The Basic or Fundamental Counting Principle can be used determine the possible outcomes
when there are two or more characteristics can vary.

Example: Ice cream comes in either a cup or a cone and the flavors available are chocolate, strawberry
and vanilla.

/ chocolate cup
/ chocolate <
/ \ chocolate cone
/
/ / strawberry cup
<-- strawberry <
\ \ strawberry cone
\
\ / vanilla cup
\ vanilla <
\ vanilla cone

The diagram above is called a tree diagram and shows all of the possibilities. The
tree diagram could also be arranged in another way.
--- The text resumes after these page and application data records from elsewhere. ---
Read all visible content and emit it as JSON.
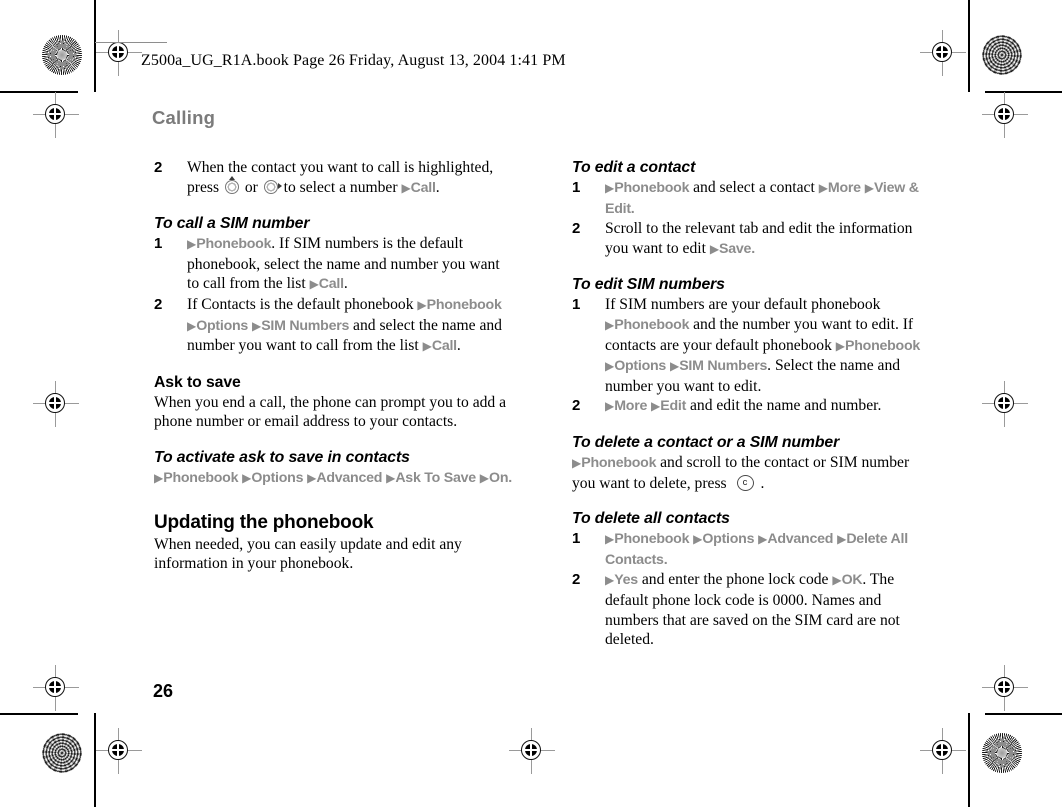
{
  "page": {
    "file_header": "Z500a_UG_R1A.book  Page 26  Friday, August 13, 2004  1:41 PM",
    "running_head": "Calling",
    "folio": "26",
    "colors": {
      "menu_gray": "#8c8c8c",
      "running_head_gray": "#7b7b7b",
      "body_black": "#000000"
    }
  },
  "left_column": {
    "step2_call_contact": {
      "num": "2",
      "t1": "When the contact you want to call is highlighted, press ",
      "t2": " or ",
      "t3": " to select a number",
      "menu_call": "Call",
      "period": "."
    },
    "to_call_sim_number": {
      "heading": "To call a SIM number",
      "step1": {
        "num": "1",
        "menu_phonebook": "Phonebook",
        "t1": ". If SIM numbers is the default phonebook, select the name and number you want to call from the list ",
        "menu_call": "Call",
        "period": "."
      },
      "step2": {
        "num": "2",
        "t1": "If Contacts is the default phonebook ",
        "menu_phonebook": "Phonebook",
        "menu_options": "Options",
        "menu_sim_numbers": "SIM Numbers",
        "t2": " and select the name and number you want to call from the list ",
        "menu_call": "Call",
        "period": "."
      }
    },
    "ask_to_save": {
      "heading": "Ask to save",
      "body": "When you end a call, the phone can prompt you to add a phone number or email address to your contacts."
    },
    "to_activate_ask_to_save": {
      "heading": "To activate ask to save in contacts",
      "menu_phonebook": "Phonebook",
      "menu_options": "Options",
      "menu_advanced": "Advanced",
      "menu_ask_to_save": "Ask To Save",
      "menu_on": "On",
      "period": "."
    },
    "updating_the_phonebook": {
      "heading": "Updating the phonebook",
      "body": "When needed, you can easily update and edit any information in your phonebook."
    }
  },
  "right_column": {
    "to_edit_a_contact": {
      "heading": "To edit a contact",
      "step1": {
        "num": "1",
        "menu_phonebook": "Phonebook",
        "t1": " and select a contact ",
        "menu_more": "More",
        "menu_view_edit": "View & Edit",
        "period": "."
      },
      "step2": {
        "num": "2",
        "t1": "Scroll to the relevant tab and edit the information you want to edit ",
        "menu_save": "Save",
        "period": "."
      }
    },
    "to_edit_sim_numbers": {
      "heading": "To edit SIM numbers",
      "step1": {
        "num": "1",
        "t1": "If SIM numbers are your default phonebook ",
        "menu_phonebook_1": "Phonebook",
        "t2": " and the number you want to edit. If contacts are your default phonebook ",
        "menu_phonebook_2": "Phonebook",
        "menu_options": "Options",
        "menu_sim_numbers": "SIM Numbers",
        "t3": ". Select the name and number you want to edit."
      },
      "step2": {
        "num": "2",
        "menu_more": "More",
        "menu_edit": "Edit",
        "t1": " and edit the name and number."
      }
    },
    "to_delete_contact_or_sim": {
      "heading": "To delete a contact or a SIM number",
      "menu_phonebook": "Phonebook",
      "t1": " and scroll to the contact or SIM number you want to delete, press ",
      "key_label": "c",
      "t2": "."
    },
    "to_delete_all_contacts": {
      "heading": " To delete all contacts",
      "step1": {
        "num": "1",
        "menu_phonebook": "Phonebook",
        "menu_options": "Options",
        "menu_advanced": "Advanced",
        "menu_delete_all_contacts": "Delete All Contacts",
        "period": "."
      },
      "step2": {
        "num": "2",
        "menu_yes": "Yes",
        "t1": " and enter the phone lock code ",
        "menu_ok": "OK",
        "t2": ". The default phone lock code is 0000. Names and numbers that are saved on the SIM card are not deleted."
      }
    }
  },
  "icons": {
    "nav_key_up": "navigation-key-up-icon",
    "nav_key_right": "navigation-key-right-icon",
    "clear_key": "clear-key-icon",
    "arrow": "▶"
  }
}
Both diagrams have 6 total outcomes.

/ chocolate cup
/
/ cup <-- strawberry cup
/ \
/ \ vanilla cup
/
<
\
\ / chocolate cone
\ /
\ cone <-- strawberry cone
\
\ vanilla cone

To determine the total number of outcomes, multiply the number of possibilities of
the first characteristic times the number of possibilities of the second characteristic.
In the example above, multiply 3 times 2 to get 6 possible outcomes.

If there are more than two outcomes, continue to multiply the possibilities together to determine
the total outcomes.